There are also those who cross over that way because they lack the required documents: a passport, a tourist visa that costs US $32, or the approximately $11 dollars a day medical insurance that Costa Rica now requires tourist to pay.
There are also those who want to cross in the other direction – from Costa Rica into Nicaragua. Some of those migrants don’t have enough money to pay for the negative COVID-19 test the Nicaraguan government requires. That exam can cost $80 or more.
Paying a coyote to sneak you into Costa Rica along an unmarked route may seem secure and simple. In reality, though, many migrants have been victimized by serious abuses while crossing the border. They describe the dangers to the organizations that aid them.
“There are many, many reports of sexual violence,” Solis says. “It’s the greatest danger for women, and even children.”
Threats, assaults and robbery are also common. Sometime the coyotes abandon the migrants by the roads or paths, after stealing their belongings.
Investigations Official Jose Pablo Cortes notes other risks, such as human trafficking, principally of women. Sometimes the traffickers hand the migrants a bag of drugs to take across. They pay them to carry the drugs in their intimate parts. “That’s running a greater risk, because if a migrant is [caught] carrying drugs, they’re not classed as a migrant any more. We’re then talking about international drug trafficking,” Cortes explains.
The coyotes count on their victims’ silence. Adilia Solis comments that migrants don’t report these incidents to the authorities, since they themselves crossed the border and entered the country in an irregular manner.

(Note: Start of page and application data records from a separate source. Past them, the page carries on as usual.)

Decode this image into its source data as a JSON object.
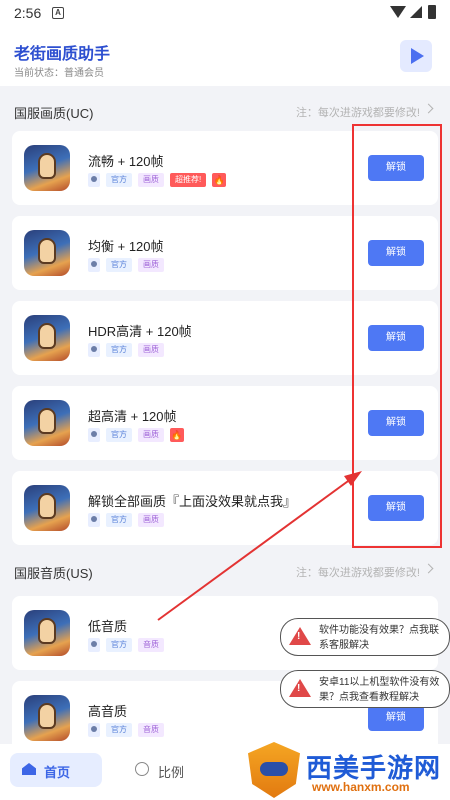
{
  "status_bar": {
    "time": "2:56",
    "notification_letter": "A"
  },
  "header": {
    "title": "老街画质助手",
    "status": "当前状态：普通会员"
  },
  "sections": [
    {
      "title": "国服画质(UC)",
      "note": "注：每次进游戏都要修改!"
    },
    {
      "title": "国服音质(US)",
      "note": "注：每次进游戏都要修改!"
    }
  ],
  "tags": {
    "official": "官方",
    "quality": "画质",
    "audio": "音质",
    "recommend": "超推荐!",
    "fire": "🔥"
  },
  "cards": [
    {
      "name": "流畅 + 120帧",
      "action": "解锁"
    },
    {
      "name": "均衡 + 120帧",
      "action": "解锁"
    },
    {
      "name": "HDR高清 + 120帧",
      "action": "解锁"
    },
    {
      "name": "超高清 + 120帧",
      "action": "解锁"
    },
    {
      "name": "解锁全部画质『上面没效果就点我』",
      "action": "解锁"
    },
    {
      "name": "低音质",
      "action": "解锁"
    },
    {
      "name": "高音质",
      "action": "解锁"
    }
  ],
  "bubbles": [
    {
      "text": "软件功能没有效果？点我联系客服解决"
    },
    {
      "text": "安卓11以上机型软件没有效果？点我查看教程解决"
    }
  ],
  "bottom_nav": {
    "home": "首页",
    "ratio": "比例"
  },
  "watermark": {
    "title": "西美手游网",
    "url": "www.hanxm.com"
  },
  "colors": {
    "accent": "#4e78f4",
    "title_blue": "#2d4fd0",
    "annotation_red": "#e33333"
  }
}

Changes in government priorities needed
Solis spoke regretfully about Norma’s death. She laments the fact that the government of Nicaragua, as well as that of Costa Rica, emphasizes a view centered on border security and sovereignty. This perspective prevails over concerns for protecting the lives of migrants.
Norma Saravia’s death lays bare the risks for those who see no other option than emigrating via the irregular routes. It also illustrates the reasons people undertake those risks: to rejoin their families, to find stability or security, to have a job that lets them achieve their aspirations, like building a house where they could spend their final decades.
“We have a right to live in a country that offers the necessary conditions, so we don’t have to leave in this way. So we don’t have to migrate for political reasons, or for economic reasons,” Solis declares. She recalls that in addition to the hundreds of thousands of Nicas who’ve left their country in search of work, there’s been a more recent flow of tens of thousands who’ve had to flee from the political crisis that began in 2018.
“On the Costa Rican side, there should also be more protection and easier access for migrants to normalize their status,” she feels.
Meanwhile, multitudes of people continue coming and going between the two countries, often unaware of the dangers. They risk their lives in “the crossing”. “My sister’s dead now; She’s not here with us anymore. But for other people, that situation of vulnerability must be controlled. Many women leave without knowing the risks. Something must be done to avoid these deaths,” Marvelly clamors.